The problem ->
The entries below must be repeated exactly. None may be skipped.

[Data in this exercise Boundary: Start]

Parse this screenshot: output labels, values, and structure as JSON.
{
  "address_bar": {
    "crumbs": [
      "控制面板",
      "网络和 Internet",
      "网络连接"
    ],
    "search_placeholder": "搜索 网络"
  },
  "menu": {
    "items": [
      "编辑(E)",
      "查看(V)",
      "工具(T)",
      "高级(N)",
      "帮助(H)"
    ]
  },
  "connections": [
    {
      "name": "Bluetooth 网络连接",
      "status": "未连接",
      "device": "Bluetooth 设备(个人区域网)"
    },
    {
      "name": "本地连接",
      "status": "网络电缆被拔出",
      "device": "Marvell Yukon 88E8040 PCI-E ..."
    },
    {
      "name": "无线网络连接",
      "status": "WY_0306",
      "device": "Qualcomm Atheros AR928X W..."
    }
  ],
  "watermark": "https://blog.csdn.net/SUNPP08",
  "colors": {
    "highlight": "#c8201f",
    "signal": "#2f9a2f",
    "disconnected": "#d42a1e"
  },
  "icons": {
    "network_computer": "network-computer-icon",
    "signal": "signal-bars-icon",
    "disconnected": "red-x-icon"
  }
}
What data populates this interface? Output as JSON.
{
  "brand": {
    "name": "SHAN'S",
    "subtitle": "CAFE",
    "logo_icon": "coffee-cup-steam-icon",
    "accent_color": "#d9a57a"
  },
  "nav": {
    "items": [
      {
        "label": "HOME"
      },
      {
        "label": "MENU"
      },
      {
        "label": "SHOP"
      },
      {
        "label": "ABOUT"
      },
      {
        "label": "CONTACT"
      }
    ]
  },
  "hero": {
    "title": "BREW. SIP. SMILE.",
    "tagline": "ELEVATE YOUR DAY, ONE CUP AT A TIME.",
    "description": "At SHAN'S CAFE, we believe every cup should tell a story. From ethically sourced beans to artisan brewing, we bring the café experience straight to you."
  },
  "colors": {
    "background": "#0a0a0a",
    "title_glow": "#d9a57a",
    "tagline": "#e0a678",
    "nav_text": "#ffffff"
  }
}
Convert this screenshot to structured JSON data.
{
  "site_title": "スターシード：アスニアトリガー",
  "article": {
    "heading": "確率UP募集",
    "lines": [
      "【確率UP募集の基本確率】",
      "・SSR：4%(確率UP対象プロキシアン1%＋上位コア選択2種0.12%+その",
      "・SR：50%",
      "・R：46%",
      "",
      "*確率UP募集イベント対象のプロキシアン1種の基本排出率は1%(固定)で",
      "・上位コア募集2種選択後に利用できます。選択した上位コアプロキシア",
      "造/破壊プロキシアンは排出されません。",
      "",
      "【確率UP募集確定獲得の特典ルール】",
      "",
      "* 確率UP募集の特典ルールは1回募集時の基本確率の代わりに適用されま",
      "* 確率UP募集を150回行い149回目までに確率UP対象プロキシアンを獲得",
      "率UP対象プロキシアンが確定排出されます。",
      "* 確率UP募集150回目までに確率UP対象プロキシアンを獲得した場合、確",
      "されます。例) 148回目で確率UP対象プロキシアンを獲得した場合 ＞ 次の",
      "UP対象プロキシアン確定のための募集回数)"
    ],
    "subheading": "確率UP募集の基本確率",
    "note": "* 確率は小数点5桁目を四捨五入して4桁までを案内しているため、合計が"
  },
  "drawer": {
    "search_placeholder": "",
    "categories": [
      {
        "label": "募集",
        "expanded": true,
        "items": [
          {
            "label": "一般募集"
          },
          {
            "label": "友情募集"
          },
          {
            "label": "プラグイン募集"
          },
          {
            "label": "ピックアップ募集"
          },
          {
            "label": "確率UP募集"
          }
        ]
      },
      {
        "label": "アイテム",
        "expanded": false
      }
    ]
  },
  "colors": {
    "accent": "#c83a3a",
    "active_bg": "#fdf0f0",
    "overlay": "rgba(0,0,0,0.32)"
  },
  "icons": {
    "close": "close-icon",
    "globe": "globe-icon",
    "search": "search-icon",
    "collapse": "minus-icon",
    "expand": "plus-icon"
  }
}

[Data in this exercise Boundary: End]

Reply to the task ->
Parse this screenshot: output labels, values, and structure as JSON.
{
  "address_bar": {
    "crumbs": [
      "控制面板",
      "网络和 Internet",
      "网络连接"
    ],
    "search_placeholder": "搜索 网络"
  },
  "menu": {
    "items": [
      "编辑(E)",
      "查看(V)",
      "工具(T)",
      "高级(N)",
      "帮助(H)"
    ]
  },
  "connections": [
    {
      "name": "Bluetooth 网络连接",
      "status": "未连接",
      "device": "Bluetooth 设备(个人区域网)"
    },
    {
      "name": "本地连接",
      "status": "网络电缆被拔出",
      "device": "Marvell Yukon 88E8040 PCI-E ..."
    },
    {
      "name": "无线网络连接",
      "status": "WY_0306",
      "device": "Qualcomm Atheros AR928X W..."
    }
  ],
  "watermark": "https://blog.csdn.net/SUNPP08",
  "colors": {
    "highlight": "#c8201f",
    "signal": "#2f9a2f",
    "disconnected": "#d42a1e"
  },
  "icons": {
    "network_computer": "network-computer-icon",
    "signal": "signal-bars-icon",
    "disconnected": "red-x-icon"
  }
}
What data populates this interface? Output as JSON.
{
  "brand": {
    "name": "SHAN'S",
    "subtitle": "CAFE",
    "logo_icon": "coffee-cup-steam-icon",
    "accent_color": "#d9a57a"
  },
  "nav": {
    "items": [
      {
        "label": "HOME"
      },
      {
        "label": "MENU"
      },
      {
        "label": "SHOP"
      },
      {
        "label": "ABOUT"
      },
      {
        "label": "CONTACT"
      }
    ]
  },
  "hero": {
    "title": "BREW. SIP. SMILE.",
    "tagline": "ELEVATE YOUR DAY, ONE CUP AT A TIME.",
    "description": "At SHAN'S CAFE, we believe every cup should tell a story. From ethically sourced beans to artisan brewing, we bring the café experience straight to you."
  },
  "colors": {
    "background": "#0a0a0a",
    "title_glow": "#d9a57a",
    "tagline": "#e0a678",
    "nav_text": "#ffffff"
  }
}
Convert this screenshot to structured JSON data.
{
  "site_title": "スターシード：アスニアトリガー",
  "article": {
    "heading": "確率UP募集",
    "lines": [
      "【確率UP募集の基本確率】",
      "・SSR：4%(確率UP対象プロキシアン1%＋上位コア選択2種0.12%+その",
      "・SR：50%",
      "・R：46%",
      "",
      "*確率UP募集イベント対象のプロキシアン1種の基本排出率は1%(固定)で",
      "・上位コア募集2種選択後に利用できます。選択した上位コアプロキシア",
      "造/破壊プロキシアンは排出されません。",
      "",
      "【確率UP募集確定獲得の特典ルール】",
      "",
      "* 確率UP募集の特典ルールは1回募集時の基本確率の代わりに適用されま",
      "* 確率UP募集を150回行い149回目までに確率UP対象プロキシアンを獲得",
      "率UP対象プロキシアンが確定排出されます。",
      "* 確率UP募集150回目までに確率UP対象プロキシアンを獲得した場合、確",
      "されます。例) 148回目で確率UP対象プロキシアンを獲得した場合 ＞ 次の",
      "UP対象プロキシアン確定のための募集回数)"
    ],
    "subheading": "確率UP募集の基本確率",
    "note": "* 確率は小数点5桁目を四捨五入して4桁までを案内しているため、合計が"
  },
  "drawer": {
    "search_placeholder": "",
    "categories": [
      {
        "label": "募集",
        "expanded": true,
        "items": [
          {
            "label": "一般募集"
          },
          {
            "label": "友情募集"
          },
          {
            "label": "プラグイン募集"
          },
          {
            "label": "ピックアップ募集"
          },
          {
            "label": "確率UP募集"
          }
        ]
      },
      {
        "label": "アイテム",
        "expanded": false
      }
    ]
  },
  "colors": {
    "accent": "#c83a3a",
    "active_bg": "#fdf0f0",
    "overlay": "rgba(0,0,0,0.32)"
  },
  "icons": {
    "close": "close-icon",
    "globe": "globe-icon",
    "search": "search-icon",
    "collapse": "minus-icon",
    "expand": "plus-icon"
  }
}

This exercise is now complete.